Data for review ▸
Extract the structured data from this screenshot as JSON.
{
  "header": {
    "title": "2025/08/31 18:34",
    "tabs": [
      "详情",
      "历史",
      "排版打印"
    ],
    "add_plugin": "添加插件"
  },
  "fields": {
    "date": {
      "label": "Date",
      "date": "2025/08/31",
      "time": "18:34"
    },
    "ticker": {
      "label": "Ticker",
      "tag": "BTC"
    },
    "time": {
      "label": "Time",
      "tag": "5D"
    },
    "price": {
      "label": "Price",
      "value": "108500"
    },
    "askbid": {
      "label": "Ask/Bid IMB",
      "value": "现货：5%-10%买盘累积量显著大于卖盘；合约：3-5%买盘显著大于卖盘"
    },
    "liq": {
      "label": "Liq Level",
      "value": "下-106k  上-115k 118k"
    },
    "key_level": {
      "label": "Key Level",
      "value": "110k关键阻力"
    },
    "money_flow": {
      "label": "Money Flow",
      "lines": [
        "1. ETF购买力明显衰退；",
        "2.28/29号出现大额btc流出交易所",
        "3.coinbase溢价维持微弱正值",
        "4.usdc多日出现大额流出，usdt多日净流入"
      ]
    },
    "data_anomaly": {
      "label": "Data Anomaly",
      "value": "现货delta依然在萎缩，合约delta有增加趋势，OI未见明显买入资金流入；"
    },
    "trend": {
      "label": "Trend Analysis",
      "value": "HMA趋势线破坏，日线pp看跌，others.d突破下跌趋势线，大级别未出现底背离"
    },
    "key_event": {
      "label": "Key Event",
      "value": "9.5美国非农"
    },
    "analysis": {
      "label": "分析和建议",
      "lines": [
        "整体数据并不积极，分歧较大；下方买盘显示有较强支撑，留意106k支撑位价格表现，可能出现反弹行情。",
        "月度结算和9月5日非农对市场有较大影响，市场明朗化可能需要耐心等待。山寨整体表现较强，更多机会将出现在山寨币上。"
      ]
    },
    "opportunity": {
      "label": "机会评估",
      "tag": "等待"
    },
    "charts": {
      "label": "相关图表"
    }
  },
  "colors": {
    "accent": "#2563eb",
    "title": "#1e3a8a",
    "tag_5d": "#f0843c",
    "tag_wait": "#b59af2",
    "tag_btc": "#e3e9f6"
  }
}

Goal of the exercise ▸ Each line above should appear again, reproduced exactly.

Reply ▸
Extract the structured data from this screenshot as JSON.
{
  "header": {
    "title": "2025/08/31 18:34",
    "tabs": [
      "详情",
      "历史",
      "排版打印"
    ],
    "add_plugin": "添加插件"
  },
  "fields": {
    "date": {
      "label": "Date",
      "date": "2025/08/31",
      "time": "18:34"
    },
    "ticker": {
      "label": "Ticker",
      "tag": "BTC"
    },
    "time": {
      "label": "Time",
      "tag": "5D"
    },
    "price": {
      "label": "Price",
      "value": "108500"
    },
    "askbid": {
      "label": "Ask/Bid IMB",
      "value": "现货：5%-10%买盘累积量显著大于卖盘；合约：3-5%买盘显著大于卖盘"
    },
    "liq": {
      "label": "Liq Level",
      "value": "下-106k  上-115k 118k"
    },
    "key_level": {
      "label": "Key Level",
      "value": "110k关键阻力"
    },
    "money_flow": {
      "label": "Money Flow",
      "lines": [
        "1. ETF购买力明显衰退；",
        "2.28/29号出现大额btc流出交易所",
        "3.coinbase溢价维持微弱正值",
        "4.usdc多日出现大额流出，usdt多日净流入"
      ]
    },
    "data_anomaly": {
      "label": "Data Anomaly",
      "value": "现货delta依然在萎缩，合约delta有增加趋势，OI未见明显买入资金流入；"
    },
    "trend": {
      "label": "Trend Analysis",
      "value": "HMA趋势线破坏，日线pp看跌，others.d突破下跌趋势线，大级别未出现底背离"
    },
    "key_event": {
      "label": "Key Event",
      "value": "9.5美国非农"
    },
    "analysis": {
      "label": "分析和建议",
      "lines": [
        "整体数据并不积极，分歧较大；下方买盘显示有较强支撑，留意106k支撑位价格表现，可能出现反弹行情。",
        "月度结算和9月5日非农对市场有较大影响，市场明朗化可能需要耐心等待。山寨整体表现较强，更多机会将出现在山寨币上。"
      ]
    },
    "opportunity": {
      "label": "机会评估",
      "tag": "等待"
    },
    "charts": {
      "label": "相关图表"
    }
  },
  "colors": {
    "accent": "#2563eb",
    "title": "#1e3a8a",
    "tag_5d": "#f0843c",
    "tag_wait": "#b59af2",
    "tag_btc": "#e3e9f6"
  }
}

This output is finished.